You can see the fine embroidery stitches in this close up.
There were even quilts with cats in the border 🙂 . This beauty has 100 appliquéd cats and thirty -five appliquéd horses. It was created by Elizabeth Keen c. 1879 and consists of repeating blocks hand pieced over paper of squares and diamonds and made of cotton, silk and wool cloth. Elizabeth was a dressmaker and exhibited her quilts outside of the home. It seems that this quilt was exhibited at the Geelong Industrial and Juvenile Exhibition in 1879.
Then there were the Waggas which were rudimentary styles of Australian quilts. The term wagga was first used in the 1890s and refers to quilts, blankets and bedcoverings made from found materials such as grain bags and flour sacks and were associated with households experiencing poverty and hardship. By the 1930s old clothing and woollen suiting swatches from salesman’s sample books were regularly used to make wagga quilts.
The thriftiness and creativity of women knows no national boundaries and the wagga quilts reminded me of the much better known Gee’s Bend quilts of the USA, although they tend to be in brighter colours.
I also felt the quilts below (c. 1920-1930s) reflected design sensibilities of Amish quilts, although I doubt that the quilters would have been aware of Amish designs at that time. They also had a very “modern” aesthetic.
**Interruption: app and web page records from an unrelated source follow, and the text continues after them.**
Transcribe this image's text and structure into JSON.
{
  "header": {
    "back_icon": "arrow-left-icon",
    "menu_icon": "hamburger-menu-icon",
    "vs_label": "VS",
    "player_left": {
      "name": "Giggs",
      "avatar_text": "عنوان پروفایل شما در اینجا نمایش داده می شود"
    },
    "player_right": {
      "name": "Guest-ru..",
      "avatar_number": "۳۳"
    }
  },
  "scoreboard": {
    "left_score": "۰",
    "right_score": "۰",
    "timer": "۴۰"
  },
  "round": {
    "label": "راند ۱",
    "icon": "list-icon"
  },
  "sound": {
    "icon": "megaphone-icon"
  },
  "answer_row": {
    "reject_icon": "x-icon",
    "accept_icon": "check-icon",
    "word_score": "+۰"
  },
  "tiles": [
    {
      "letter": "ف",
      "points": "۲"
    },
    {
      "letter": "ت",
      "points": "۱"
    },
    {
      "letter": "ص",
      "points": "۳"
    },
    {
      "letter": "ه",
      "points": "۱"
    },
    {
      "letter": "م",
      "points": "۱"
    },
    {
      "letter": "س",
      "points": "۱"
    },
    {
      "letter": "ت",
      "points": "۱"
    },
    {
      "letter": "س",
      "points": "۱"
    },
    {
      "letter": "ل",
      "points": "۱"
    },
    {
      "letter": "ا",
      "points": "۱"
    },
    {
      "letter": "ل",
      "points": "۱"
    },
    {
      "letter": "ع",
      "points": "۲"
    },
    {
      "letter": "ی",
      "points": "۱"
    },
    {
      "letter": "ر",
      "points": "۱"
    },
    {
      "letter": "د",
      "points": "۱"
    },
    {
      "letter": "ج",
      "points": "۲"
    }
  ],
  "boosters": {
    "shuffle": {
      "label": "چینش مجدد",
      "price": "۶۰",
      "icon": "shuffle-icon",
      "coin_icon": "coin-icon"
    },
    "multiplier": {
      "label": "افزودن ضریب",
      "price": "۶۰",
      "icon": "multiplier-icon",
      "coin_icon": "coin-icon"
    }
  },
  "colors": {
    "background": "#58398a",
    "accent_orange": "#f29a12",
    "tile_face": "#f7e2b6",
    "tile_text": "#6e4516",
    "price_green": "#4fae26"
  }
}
The book/catalogue from the exhibition is a treasure trove of historical information and details of styles and techniques, although I did find some of the colour plates disappointing compared to the quilts themselves. It includes a section on conserving quilts and processes for revealing evidence of makers and their techniques.
It’s not too late to see the quilts, but you need to move fast as the show closes on 6th November.
As this has been a photo heavy post I’ll leave the 2nd exhibition until my next post. Hope you are having a creative week.